#3: hire them and fire them

Hopefully at this point, you know who your villain is and you know who your antagonist is. Now it's time to do some weeding and skimming. Hire that good antagonist that's been lurking in the shadows. It's time to give them a larger role in the plot of your story. It's time to find out their true character and motive.

And, though it's hard, fire your old villains. Don't get rid of them! They are in the story for a reason, most likely. Just because they're not actually your antagonists doesn't mean they're not meant for the book. They might have a role you have yet to uncover. Keep searching through their character to find it.

It might be annoying or slightly terrifying to make such big changes like these. But I PROMISE you, if your current villains aren't meant to be the antagonists, it will be so worth it. Your story will be so much stronger, and your previous villains might turn out to be valuable assets to your characters.

Keep your mind open! You never know who might come knocking on your brain with a story to tell.

Do you struggle with your antagonists and/or villains? How do you be sure you have them properly categorized? Do you find it hard to fire characters from their previous roles? Have you ever had to? 


You Might Also Like


  1. thannkk youu. this is brilliant, and much needed. villains motives are super important, but get lost in the background pretty often for me #oops so, thanks for this, Hannah! <3

    sarah » the introverted extrovert

    1. Aw, I'm glad this helped! In light of our MCs, villains' motives are very easy to get pushed back, you're so right. Definitely something to watch for.

  2. This is great advice! Usually my villains hit me in the face as they march into my story, so I haven't had this exact problem, but you have my complete sympathy for their rebellion. They never do as we say. xP Hope your edits go well for you!!! <3

    1. Thank you lovely! <3 They certainly are going better with your comments guiding me <3

  3. Isn't it so strange how stories sometimes go the opposite direction we expect them to, even though we're the ones writing it?

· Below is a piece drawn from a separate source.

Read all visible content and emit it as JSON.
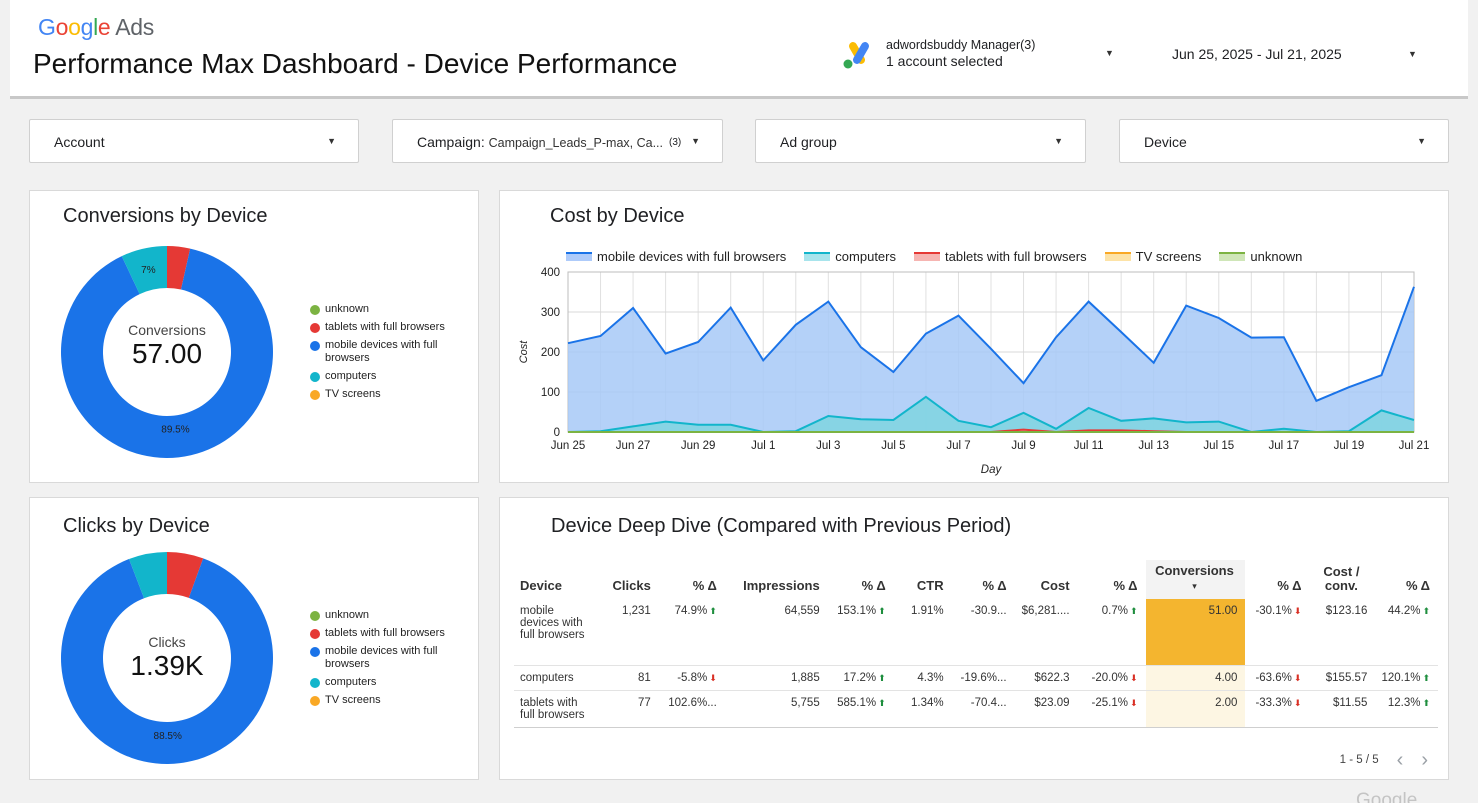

    These are great tips, Hannah! Antagonists are so deep and complex... I love weeding out their past, figuring out the traits that are actually good in them, finding out what happened to make them evil. I've SORT OF been in a situation where the antagonist is not actually the antagonist, so this post is very helpful. *nodnod*

    Lila @ The Red-Hooded Writer

    1. IKR? It happens to me all the time! :P And I agree--finding good traits in our antags is always really interesting.

  4. I want to know more about this story if it has that many antagonists/villain types! Great post!

    1. Lol you could say it has one main antagonist, but each MC (there are five) have their own personal antagonist which are entities, if you will, of the main antagonist. It's kind of hard to explain :P But thank you for your interest! <3

  5. Soo....I know you said every story needs a villian...but mine doesn't, and I was wondering if you have any tips???

    My story is about an American teen who finds herself lost in the Congo rainforest, and the main plot is about her struggle against herself and God. So I guess I could say God is the antagonist, but I'm not really sure...help!?!?

    1. As long as there is conflict, it's highly likely you do have an antagonist. God could be it, but it might be that the real antagonist is actually something inside your main character. Some lie she's battling, or some belief she's clinging to. Being lost in the Congo rainforest could definitely make the setting an antagonist in and of itself! :P If you're struggling with the story having conflict, that's when you should be concerned about an antagonist. But it sounds like you've got plenty going on!

      Does that help at all?

    2. Yes, thanks for taking the time to reply to me! ;D

  6. I want to read more of your stories, your a good writer.


Comments bring us happiness and warm fuzzies, so please share your thoughts! Stan and I want everyone to be welcome, so we ask that you be kind and courteous and use nice language.

Popular Posts